Opener "I’m New Here" is icy, almost dissonant. Moody and complex, it sets the tone for an album that performs a stunning balancing act between the avant-garde end of the dubstep fallout (James Blake, Mount Kimbie), while never compromising dance-ability, never once sounding bandwagonesque. The whole thing retains the strange beauty of the original album, but it implants a sense of dread. The beats are robust. The bass lines are smothering. There’s a density to "Home", punctured by clattering snares and emphasized by Scott-Heron’s waterlogged muttering of the lyrics to his own "Home Is Where The Hatred Is". The juddering "Running", meanwhile, stomps so hard that it frees itself from its own earthly moorings, an extra-terrestrial take on what we’d ordinarily understand to be a hip-hop beat. Only on closer "I’ll Take Care Of You" does Smith just about choose to play it straight, and even then it sounds a bit like Galaxie 500 getting sunstroke at Café Del Mar.

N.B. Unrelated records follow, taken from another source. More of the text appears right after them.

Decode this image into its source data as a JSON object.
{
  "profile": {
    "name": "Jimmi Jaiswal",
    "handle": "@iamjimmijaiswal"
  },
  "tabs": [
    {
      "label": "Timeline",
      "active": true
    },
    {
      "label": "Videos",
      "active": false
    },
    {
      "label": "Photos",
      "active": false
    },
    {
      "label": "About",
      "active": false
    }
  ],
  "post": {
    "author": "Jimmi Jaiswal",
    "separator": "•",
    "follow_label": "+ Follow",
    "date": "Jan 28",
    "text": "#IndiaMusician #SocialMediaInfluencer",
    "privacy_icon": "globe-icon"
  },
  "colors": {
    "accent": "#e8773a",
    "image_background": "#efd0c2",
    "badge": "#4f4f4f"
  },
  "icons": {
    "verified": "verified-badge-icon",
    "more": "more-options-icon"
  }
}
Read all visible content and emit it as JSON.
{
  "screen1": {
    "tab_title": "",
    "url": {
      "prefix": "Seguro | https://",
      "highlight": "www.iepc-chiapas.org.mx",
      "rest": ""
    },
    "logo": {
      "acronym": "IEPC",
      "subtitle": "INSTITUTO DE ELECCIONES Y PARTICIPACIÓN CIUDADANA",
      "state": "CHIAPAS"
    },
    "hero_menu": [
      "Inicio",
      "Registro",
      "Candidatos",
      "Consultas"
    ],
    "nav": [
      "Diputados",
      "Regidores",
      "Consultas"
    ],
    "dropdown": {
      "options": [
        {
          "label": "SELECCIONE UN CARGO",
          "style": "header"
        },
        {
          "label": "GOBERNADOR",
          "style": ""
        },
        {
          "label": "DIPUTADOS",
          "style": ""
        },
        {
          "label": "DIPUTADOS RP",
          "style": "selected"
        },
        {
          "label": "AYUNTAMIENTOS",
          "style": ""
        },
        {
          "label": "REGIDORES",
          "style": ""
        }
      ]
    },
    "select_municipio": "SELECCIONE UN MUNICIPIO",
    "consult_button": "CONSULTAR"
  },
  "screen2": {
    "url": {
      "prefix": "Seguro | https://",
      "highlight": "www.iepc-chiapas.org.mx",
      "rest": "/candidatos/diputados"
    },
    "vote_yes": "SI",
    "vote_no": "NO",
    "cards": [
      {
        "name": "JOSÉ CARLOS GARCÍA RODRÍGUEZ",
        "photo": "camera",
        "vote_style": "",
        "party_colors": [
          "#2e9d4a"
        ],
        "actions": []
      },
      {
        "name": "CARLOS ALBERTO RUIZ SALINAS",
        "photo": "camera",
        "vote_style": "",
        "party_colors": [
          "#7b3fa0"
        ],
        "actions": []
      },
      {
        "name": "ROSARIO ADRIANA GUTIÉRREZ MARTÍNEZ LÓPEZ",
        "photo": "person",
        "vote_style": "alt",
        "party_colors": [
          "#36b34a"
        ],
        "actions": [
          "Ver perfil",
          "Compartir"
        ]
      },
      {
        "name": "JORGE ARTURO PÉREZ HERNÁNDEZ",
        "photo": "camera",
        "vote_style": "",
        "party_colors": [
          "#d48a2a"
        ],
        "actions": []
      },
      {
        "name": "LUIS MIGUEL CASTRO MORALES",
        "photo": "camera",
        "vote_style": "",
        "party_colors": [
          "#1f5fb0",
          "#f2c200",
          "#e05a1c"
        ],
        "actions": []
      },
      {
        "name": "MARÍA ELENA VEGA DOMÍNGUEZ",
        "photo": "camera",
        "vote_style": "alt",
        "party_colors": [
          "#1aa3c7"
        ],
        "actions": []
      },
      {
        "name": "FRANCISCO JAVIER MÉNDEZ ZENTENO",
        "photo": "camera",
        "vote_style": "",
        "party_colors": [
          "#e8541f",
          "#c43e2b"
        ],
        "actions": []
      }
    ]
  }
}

Particularly good is "Ur Soul and Mine", which pinches vocals from Rui Da Silva’s house classic "Touch Me" from back in 2001. Smith mangles its verses, but keeps the chorus. Indeed, his use of vocal samples is never short of exceptional. He picks them astutely, and subjects them to what sounds like melodic high-G training; as if pre-empting the loneliness of hyperspace, they all cry sweet little nothings, of mysterious encounters and acid heartbreak. This keeps it cryptic, but never bleak -- “I was lonely and naïve”, laments the super-pitched Gloria Gaynor sample in "I’m New Here", and it sounds as affecting, as relevant, as convincing as anything we can exhume from a Burial track.
Ultimately, We’re New Here succeeds because it manages to seamlessly reconcile the different traditions from which it draws -- not just Gil Scott Heron’s uttering utterances, but UK Garage, the fibrous gloss of Seventeen Seconds-era The Cure, and R&B futurism. It all makes perfect sense for those of us who grew up during the late ‘90s. This was a time when music still had to be purchased (with money) and physically operated (with hands). It was a time when anyone with a burgeoning interest in music had to go to serious lengths to fight off teen pop pep rallies, post-grunge whingeing, and the Juggalo juggernaut that was nu-metal. The only accessible form of counter-attack was to invest our ears in the R&B and UK garage that Jamie Smith seems to love so much. The current “post-dubstep” scene is, then, the perfect climate for him to work in. We’re keeping our ears open for what he does next.